[0099] The above-described systems and methods may advantageously enable retail store employees to more easily remove recalled products from display. The systems and methods may help to generate an audit trail, providing evidence that the recalled products have been removed correctly from display. Consequently, risks to the health and safety of customers are minimised. Furthermore, the inconvenience associated with a customer taking a recalled product to a point-of-sale only to find the product is not longer available for sale is averted.

[0100] Advantageously, the systems and methods make use of portable, wearable devices to allow the users to carry out their normal duties whilst operating the system. Supermarket staff have a wide variety of skills and backgrounds, and the above-described embodiments provide a simple and intuitive system which may be operate efficiently and reliably with minimal training.

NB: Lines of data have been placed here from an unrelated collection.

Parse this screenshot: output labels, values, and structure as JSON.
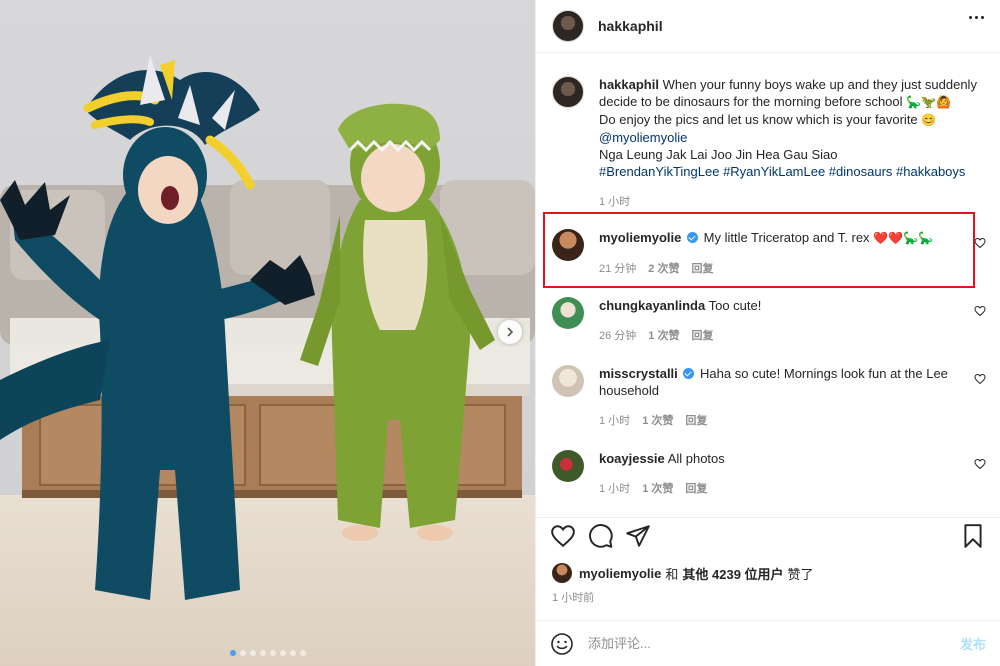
{
  "header": {
    "username": "hakkaphil"
  },
  "caption": {
    "username": "hakkaphil",
    "line1": "When your funny boys wake up and they just suddenly decide to be dinosaurs for the morning before school",
    "emojis": "🦕🦖🙆",
    "line2": "Do enjoy the pics and let us know which is your favorite",
    "smile": "😊",
    "mention": "@myoliemyolie",
    "line3": "Nga Leung Jak Lai Joo Jin Hea Gau Siao",
    "hashtags": "#BrendanYikTingLee #RyanYikLamLee #dinosaurs #hakkaboys",
    "time": "1 小时"
  },
  "comments": [
    {
      "username": "myoliemyolie",
      "verified": true,
      "text": "My little Triceratop and T. rex",
      "hearts": "❤️❤️",
      "dinos": "🦕🦕",
      "time": "21 分钟",
      "likes": "2 次赞",
      "reply": "回复"
    },
    {
      "username": "chungkayanlinda",
      "verified": false,
      "text": "Too cute!",
      "time": "26 分钟",
      "likes": "1 次赞",
      "reply": "回复"
    },
    {
      "username": "misscrystalli",
      "verified": true,
      "text": "Haha so cute! Mornings look fun at the Lee household",
      "time": "1 小时",
      "likes": "1 次赞",
      "reply": "回复"
    },
    {
      "username": "koayjessie",
      "verified": false,
      "text": "All photos",
      "time": "1 小时",
      "likes": "1 次赞",
      "reply": "回复"
    }
  ],
  "likes": {
    "username": "myoliemyolie",
    "connector": "和",
    "others": "其他 4239 位用户",
    "suffix": "赞了"
  },
  "post_time": "1 小时前",
  "add_comment": {
    "placeholder": "添加评论...",
    "post_label": "发布"
  },
  "colors": {
    "link": "#00376b",
    "verified": "#3897f0",
    "highlight": "#e0141e",
    "post_disabled": "#b2dffc"
  },
  "icons": [
    "more-icon",
    "heart-icon",
    "comment-icon",
    "share-icon",
    "bookmark-icon",
    "emoji-icon",
    "chevron-right-icon",
    "verified-icon"
  ],
  "carousel": {
    "count": 8,
    "active": 1
  }
}
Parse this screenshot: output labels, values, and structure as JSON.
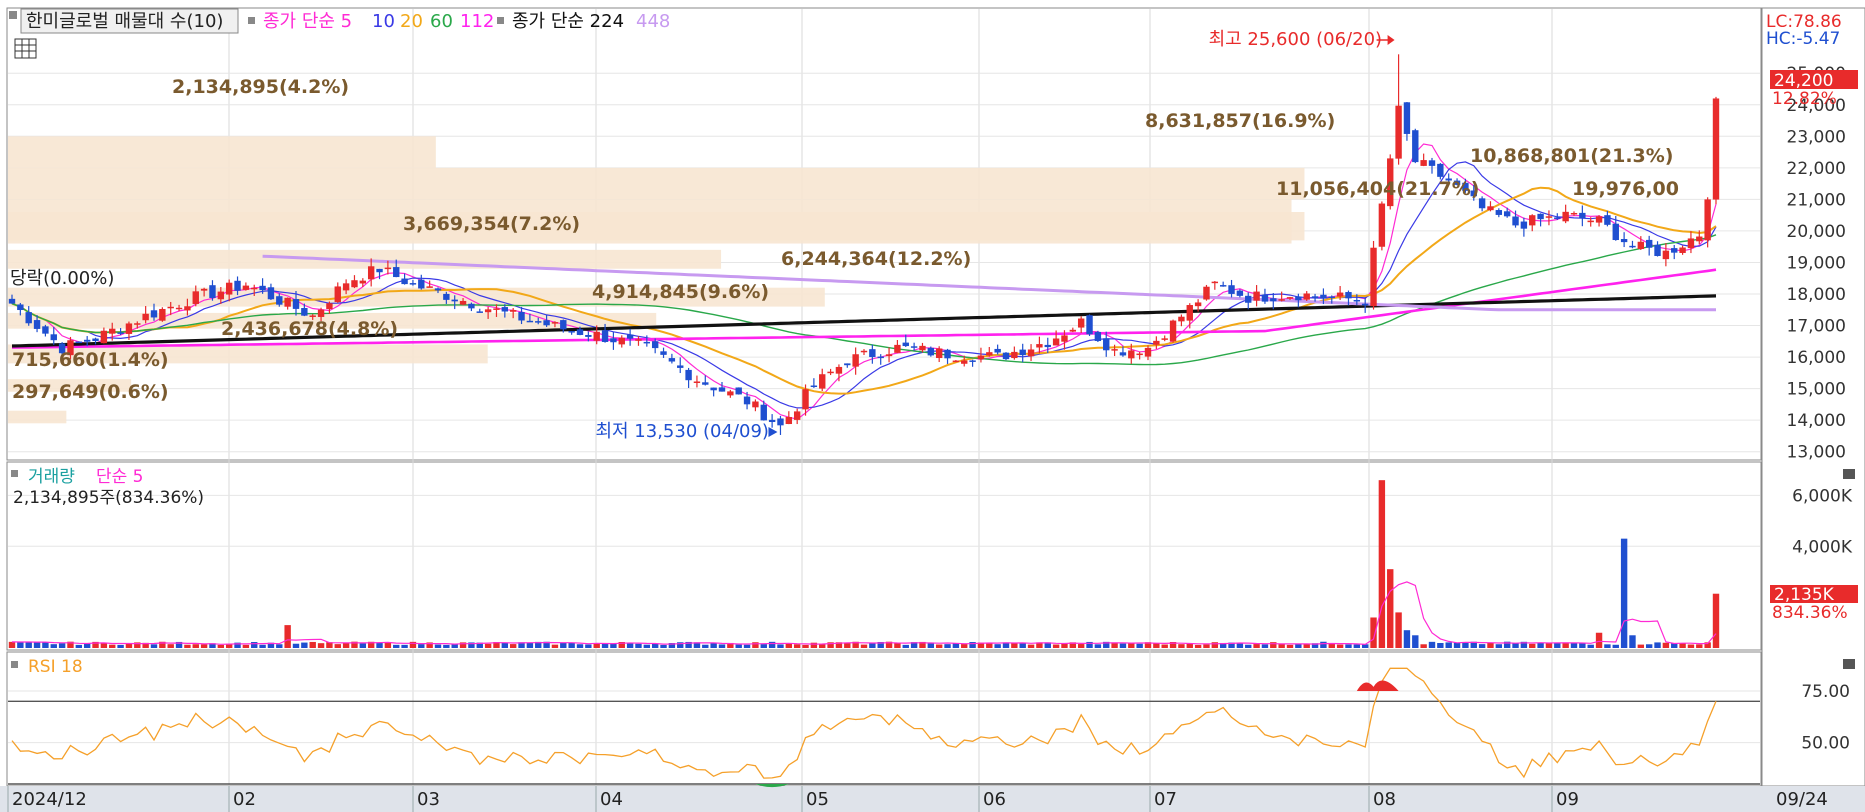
{
  "header": {
    "stock_label": "한미글로벌 매물대 수(10)",
    "ma_label": "종가 단순 5",
    "ma_periods": [
      "10",
      "20",
      "60",
      "112"
    ],
    "ma2_label": "종가 단순 224",
    "ma2_period": "448"
  },
  "price_panel": {
    "lc": "LC:78.86",
    "hc": "HC:-5.47",
    "current_price": "24,200",
    "current_change": "12.82%",
    "high_annotation": "최고 25,600 (06/20)",
    "low_annotation": "최저 13,530 (04/09)",
    "change_label": "당락(0.00%)",
    "y_ticks": [
      "25,000",
      "24,000",
      "23,000",
      "22,000",
      "21,000",
      "20,000",
      "19,000",
      "18,000",
      "17,000",
      "16,000",
      "15,000",
      "14,000",
      "13,000"
    ],
    "volume_profile": [
      {
        "label": "2,134,895(4.2%)",
        "low": 22000,
        "high": 23000,
        "fraction": 0.33
      },
      {
        "label": "8,631,857(16.9%)",
        "low": 21000,
        "high": 22000,
        "fraction": 1.0
      },
      {
        "label": "10,868,801(21.3%)",
        "low": 20000,
        "high": 21000,
        "fraction": 0.99
      },
      {
        "label": "11,056,404(21.7%)",
        "low": 19700,
        "high": 20600,
        "fraction": 1.0
      },
      {
        "label": "19,976,00",
        "low": 19600,
        "high": 20300,
        "fraction": 0.99
      },
      {
        "label": "6,244,364(12.2%)",
        "low": 17600,
        "high": 18200,
        "fraction": 0.63
      },
      {
        "label": "3,669,354(7.2%)",
        "low": 18800,
        "high": 19400,
        "fraction": 0.55
      },
      {
        "label": "4,914,845(9.6%)",
        "low": 16900,
        "high": 17400,
        "fraction": 0.5
      },
      {
        "label": "2,436,678(4.8%)",
        "low": 15800,
        "high": 16400,
        "fraction": 0.37
      },
      {
        "label": "715,660(1.4%)",
        "low": 14900,
        "high": 15300,
        "fraction": 0.095
      },
      {
        "label": "297,649(0.6%)",
        "low": 13900,
        "high": 14300,
        "fraction": 0.045
      }
    ]
  },
  "volume_panel": {
    "title": "거래량",
    "ma_label": "단순 5",
    "current": "2,134,895주(834.36%)",
    "y_ticks": [
      "6,000K",
      "4,000K"
    ],
    "current_tag": "2,135K",
    "current_pct": "834.36%"
  },
  "rsi_panel": {
    "title": "RSI 18",
    "y_ticks": [
      "75.00",
      "50.00"
    ]
  },
  "x_axis": {
    "labels": [
      "2024/12",
      "02",
      "03",
      "04",
      "05",
      "06",
      "07",
      "08",
      "09"
    ],
    "date_tag": "09/24"
  },
  "colors": {
    "up": "#e82b2b",
    "down": "#1f4fd0",
    "ma5": "#ff2ad4",
    "ma10": "#3a3ae6",
    "ma20": "#f2a818",
    "ma60": "#2aa84a",
    "ma112": "#ff22ee",
    "ma224": "#111111",
    "ma448": "#c79af0",
    "profile": "#f7e6d2",
    "rsi": "#f5a02a"
  },
  "chart_data": {
    "type": "candlestick",
    "title": "한미글로벌",
    "period": [
      "2024-12",
      "2025-09-24"
    ],
    "price_range": [
      12800,
      25800
    ],
    "high": {
      "value": 25600,
      "date": "06/20"
    },
    "low": {
      "value": 13530,
      "date": "04/09"
    },
    "last_close": 24200,
    "anchors": [
      {
        "x": 0.0,
        "close": 17700
      },
      {
        "x": 0.04,
        "close": 16300
      },
      {
        "x": 0.08,
        "close": 17500
      },
      {
        "x": 0.12,
        "close": 18400
      },
      {
        "x": 0.135,
        "close": 17300
      },
      {
        "x": 0.16,
        "close": 18300
      },
      {
        "x": 0.2,
        "close": 18600
      },
      {
        "x": 0.22,
        "close": 18200
      },
      {
        "x": 0.26,
        "close": 16800
      },
      {
        "x": 0.3,
        "close": 16900
      },
      {
        "x": 0.34,
        "close": 15100
      },
      {
        "x": 0.378,
        "close": 13700
      },
      {
        "x": 0.4,
        "close": 15100
      },
      {
        "x": 0.44,
        "close": 16200
      },
      {
        "x": 0.48,
        "close": 15900
      },
      {
        "x": 0.52,
        "close": 16100
      },
      {
        "x": 0.53,
        "close": 16600
      },
      {
        "x": 0.545,
        "close": 17300
      },
      {
        "x": 0.57,
        "close": 15800
      },
      {
        "x": 0.6,
        "close": 18300
      },
      {
        "x": 0.645,
        "close": 17300
      },
      {
        "x": 0.62,
        "close": 17800
      },
      {
        "x": 0.61,
        "close": 18400
      },
      {
        "x": 0.615,
        "close": 18100
      }
    ],
    "volume_range": [
      0,
      7000
    ],
    "rsi_range": [
      30,
      90
    ],
    "rsi_levels": [
      70,
      30
    ]
  }
}
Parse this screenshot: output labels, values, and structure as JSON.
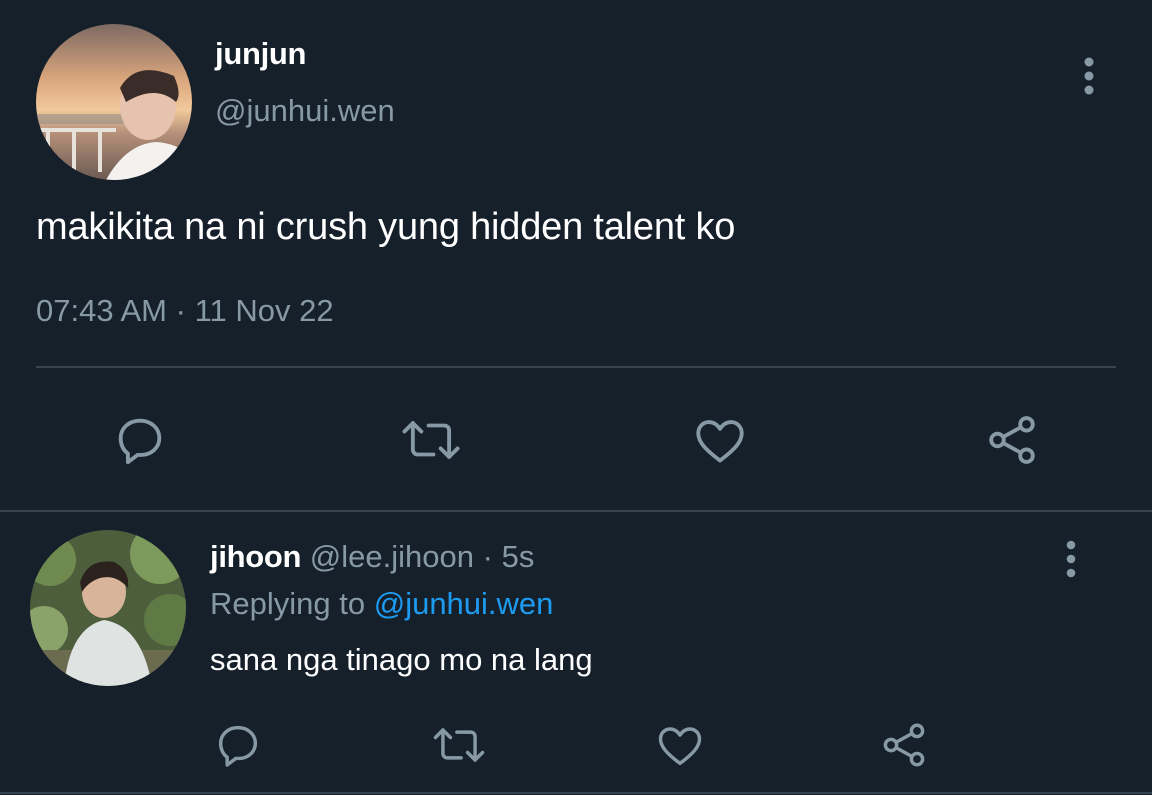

[0101] Although a few preferred embodiments have been shown and described, it will be appreciated by those skilled in the art that various changes and modifications might be made without departing from the scope of the invention, as defined in the appended claims.

[0102] At least some of the example embodiments described herein may be constructed, partially or wholly, using dedicated special-purpose hardware. Terms such as `component`, `module` or `unit` used herein may include, but are not limited to, a hardware device, such as circuitry in the form of discrete or integrated components, a Field Programmable Gate Array (FPGA) or Application Specific Integrated Circuit (ASIC), which performs certain tasks or provides the associated functionality.

[0103] In some embodiments, the described elements may be configured to reside on a tangible, persistent, addressable storage medium and may be configured to execute on one or more processors. These functional elements may in some embodiments include, by way of example, components, such as software components, object-oriented software components, class components and task components, processes, functions, attributes, procedures, subroutines, segments of program code, drivers, firmware, microcode, circuitry, data, databases, data structures, tables, arrays, and variables.

[0104] Although the example embodiments have been described with reference to the components, modules and units discussed herein, such functional elements may be combined into fewer elements or separated into additional elements. Various combinations of optional features have been described herein, and it will be appreciated that described features may be combined in any suitable combination.

[0105] In particular, the features of any one example embodiment may be combined with features of any other embodiment, as appropriate, except where such combinations are mutually exclusive. Throughout this specification, the term "comprising" or "comprises" means including the component(s) specified but not to the exclusion of the presence of others.

* * * * *

File A Patent Application

  • Protect your idea -- Don't let someone else file first. Learn more.

  • 3 Easy Steps -- Complete Form, application Review, and File. See our process.

  • Attorney Review -- Have your application reviewed by a Patent Attorney. See what's included.